This is unchartered ground so far, and the ACO will be looking for Medicare patients to be active rather than passive participants in the care model. “Patient education is paramount for any project to work,” Dr. Johnson said.

Accountable care organizations that provide higher-quality care and cut costs can earn bonuses from Medicare. Groups will be evaluated by their performance on 33 quality measures, their use of preventive health services and whether they improve care for at-risk patients. The 27 ACOs participating in the systemwide shared savings program as of April 1 will be joined by additional members in July.

But beneficiaries still retain the right to choose physicians outside an ACO.


Physician-led ACOs
  • Accountable Care Coalition of Caldwell County, Lenoir, N.C.
  • Accountable Care Coalition of Coastal Georgia, Ormond, Fla.
  • Accountable Care Coalition of Eastern North Carolina, New Bern, N.C.
  • Accountable Care Coalition of Greater Athens, Ga.
  • Accountable Care Coalition of Mount Kisco, N.Y.
  • Accountable Care Coalition of the Mississippi Gulf Coast, Clearwater, Fla.
  • Accountable Care Coalition of the North Country, Canton, N.Y.
  • Accountable Care Coalition of Southeast Wisconsin, Milwaukee.
  • Accountable Care Coalition of Texas, Houston
  • AppleCare Medical ACO, Buena Park, Calif.
  • Chinese Community Accountable Care Organization, New York.
  • Coastal Carolina Quality Care, New Bern, N.C.*
  • Crystal Run Healthcare, Middletown, N.Y.
  • Florida Physicians Trust, Winter Park, Fla.
  • Jackson Purchase Medical Associates, Paducah, Ky.*
  • Optimus Healthcare Partners, Summit, N.J.
  • Physicians of Cape Cod ACO, Hyannis, Mass.
  • Premier ACO Physician Network, Lakewood, Calif.
  • Primary Partners, Clermont, Fla.*
  • RGV ACO Health Providers, Donna, Texas*
  • West Florida ACO, Trinity, Fla.
Nonphysician-led ACOs
  • AHS ACO, Morristown, N.J.
  • Arizona Connected Care, Tucson, Ariz.
  • CIPA Western New York IPA, doing business as Catholic Medical Partners, Buffalo, N.Y.
  • Hackensack Physician-Hospital Alliance ACO, Hackensack, N.J.
  • Jordan Community ACO, Plymouth, Mass.
  • North Country ACO, Littleton, N.H.*


*  These ACOs are receiving advance Medicare implementation funding.

Source: “First Accountable Care Organizations under the Medicare Shared Savings Program,” Centers for Medicare & Medicaid Services, April (

Related posts

Extremely Important Organization Tips for Psychotherapists

3 Mins read
An organized office leads to more productivity and brings about a feeling of security and control that’s quite comforting for everyone connected…
Global HealthcarePolicy & Law

5 Tactics for Safeguarding the Global Health Industry Post-Covid-19

2 Mins read
We are beginning to enter into a new era in the fight against Covid-19, but there is yet more work to be…
Health carePolicy & Law

Three Tips for Improving Your Posture

2 Mins read
Posture is indicative of a number of things.
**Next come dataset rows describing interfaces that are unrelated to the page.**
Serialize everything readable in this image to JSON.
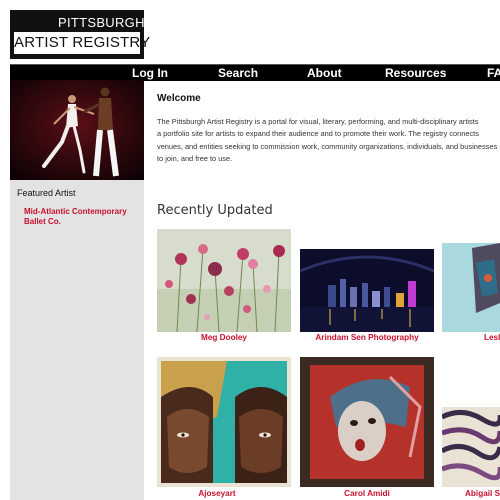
{
  "logo": {
    "line1": "PITTSBURGH",
    "line2": "ARTIST REGISTRY"
  },
  "nav": [
    {
      "label": "Log In"
    },
    {
      "label": "Search"
    },
    {
      "label": "About"
    },
    {
      "label": "Resources"
    },
    {
      "label": "FAQ"
    }
  ],
  "sidebar": {
    "featured_label": "Featured Artist",
    "featured_artist": "Mid-Atlantic Contemporary Ballet Co."
  },
  "welcome": {
    "title": "Welcome",
    "lines": [
      "The Pittsburgh Artist Registry is a portal for visual, literary, performing, and multi-disciplinary artists",
      "a portfolio site for artists to expand their audience and to promote their work. The registry connects",
      "venues, and entities seeking to commission work, community organizations, individuals, and businesses",
      "to join, and free to use."
    ]
  },
  "recent": {
    "title": "Recently Updated",
    "cards": [
      {
        "name": "Meg Dooley"
      },
      {
        "name": "Arindam Sen Photography"
      },
      {
        "name": "Leslie"
      },
      {
        "name": "Ajoseyart"
      },
      {
        "name": "Carol Amidi"
      },
      {
        "name": "Abigail S"
      }
    ]
  }
}
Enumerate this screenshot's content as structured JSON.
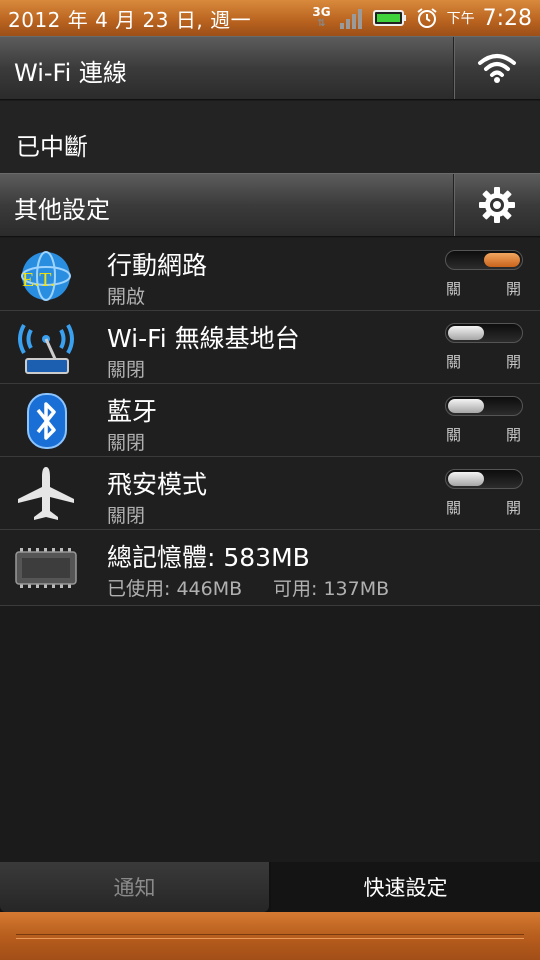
{
  "status_bar": {
    "date": "2012 年 4 月 23 日, 週一",
    "network": "3G",
    "ampm": "下午",
    "time": "7:28"
  },
  "wifi_section": {
    "title": "Wi-Fi 連線",
    "status": "已中斷",
    "icon": "wifi-icon"
  },
  "other_section": {
    "title": "其他設定",
    "icon": "gear-icon"
  },
  "settings": [
    {
      "name": "行動網路",
      "status": "開啟",
      "toggle_state": "on",
      "off_label": "關",
      "on_label": "開",
      "icon": "et-globe-icon",
      "icon_text": "E.T."
    },
    {
      "name": "Wi-Fi 無線基地台",
      "status": "關閉",
      "toggle_state": "off",
      "off_label": "關",
      "on_label": "開",
      "icon": "hotspot-icon"
    },
    {
      "name": "藍牙",
      "status": "關閉",
      "toggle_state": "off",
      "off_label": "關",
      "on_label": "開",
      "icon": "bluetooth-icon"
    },
    {
      "name": "飛安模式",
      "status": "關閉",
      "toggle_state": "off",
      "off_label": "關",
      "on_label": "開",
      "icon": "airplane-icon"
    }
  ],
  "memory": {
    "title": "總記憶體: 583MB",
    "used": "已使用: 446MB",
    "free": "可用: 137MB",
    "icon": "memory-chip-icon"
  },
  "tabs": [
    {
      "label": "通知",
      "active": false
    },
    {
      "label": "快速設定",
      "active": true
    }
  ],
  "colors": {
    "accent": "#c8681f",
    "toggle_on": "#e07f35"
  }
}
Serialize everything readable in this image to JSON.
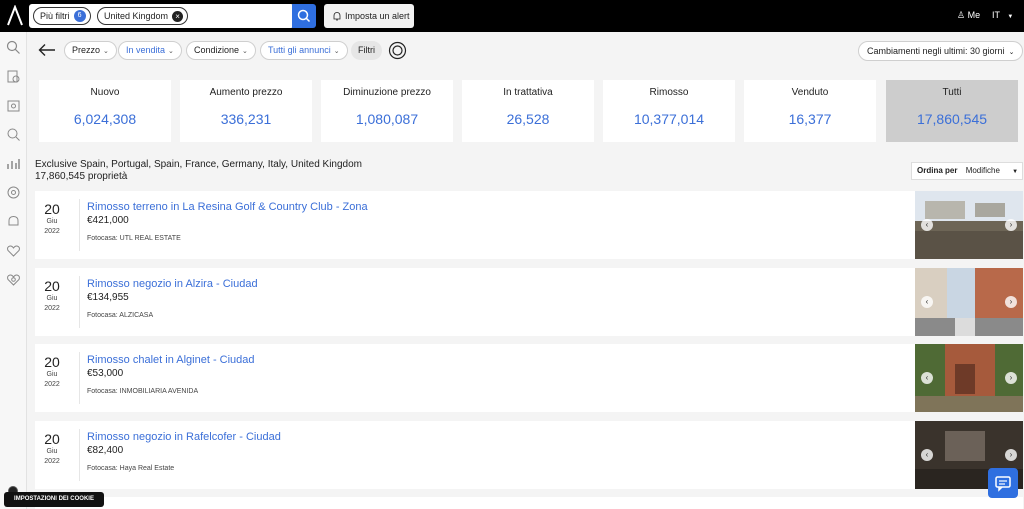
{
  "topbar": {
    "filter_chip_label": "Più filtri",
    "filter_chip_count": "6",
    "location_chip_label": "United Kingdom",
    "alert_button_label": "Imposta un alert",
    "user_label": "Me",
    "language_label": "IT"
  },
  "filters": {
    "price": "Prezzo",
    "status": "In vendita",
    "condition": "Condizione",
    "listings": "Tutti gli annunci",
    "filters_button": "Filtri",
    "changes_dropdown": "Cambiamenti negli ultimi: 30 giorni"
  },
  "stats": [
    {
      "label": "Nuovo",
      "value": "6,024,308"
    },
    {
      "label": "Aumento prezzo",
      "value": "336,231"
    },
    {
      "label": "Diminuzione prezzo",
      "value": "1,080,087"
    },
    {
      "label": "In trattativa",
      "value": "26,528"
    },
    {
      "label": "Rimosso",
      "value": "10,377,014"
    },
    {
      "label": "Venduto",
      "value": "16,377"
    },
    {
      "label": "Tutti",
      "value": "17,860,545"
    }
  ],
  "summary": {
    "regions": "Exclusive Spain, Portugal, Spain, France, Germany, Italy, United Kingdom",
    "count": "17,860,545 proprietà"
  },
  "sort": {
    "label": "Ordina per",
    "value": "Modifiche"
  },
  "listings": [
    {
      "day": "20",
      "month": "Giu",
      "year": "2022",
      "title": "Rimosso terreno in La Resina Golf & Country Club - Zona",
      "price": "€421,000",
      "agency": "Fotocasa: UTL REAL ESTATE"
    },
    {
      "day": "20",
      "month": "Giu",
      "year": "2022",
      "title": "Rimosso negozio in Alzira - Ciudad",
      "price": "€134,955",
      "agency": "Fotocasa: ALZICASA"
    },
    {
      "day": "20",
      "month": "Giu",
      "year": "2022",
      "title": "Rimosso chalet in Alginet - Ciudad",
      "price": "€53,000",
      "agency": "Fotocasa: INMOBILIARIA AVENIDA"
    },
    {
      "day": "20",
      "month": "Giu",
      "year": "2022",
      "title": "Rimosso negozio in Rafelcofer - Ciudad",
      "price": "€82,400",
      "agency": "Fotocasa: Haya Real Estate"
    }
  ],
  "cookie_button": "IMPOSTAZIONI DEI COOKIE",
  "colors": {
    "accent": "#3b6fd8",
    "topbar": "#000000",
    "active_card": "#cdcdcd"
  }
}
Some importance, perhaps too much, is placed on body language. How standing and sitting…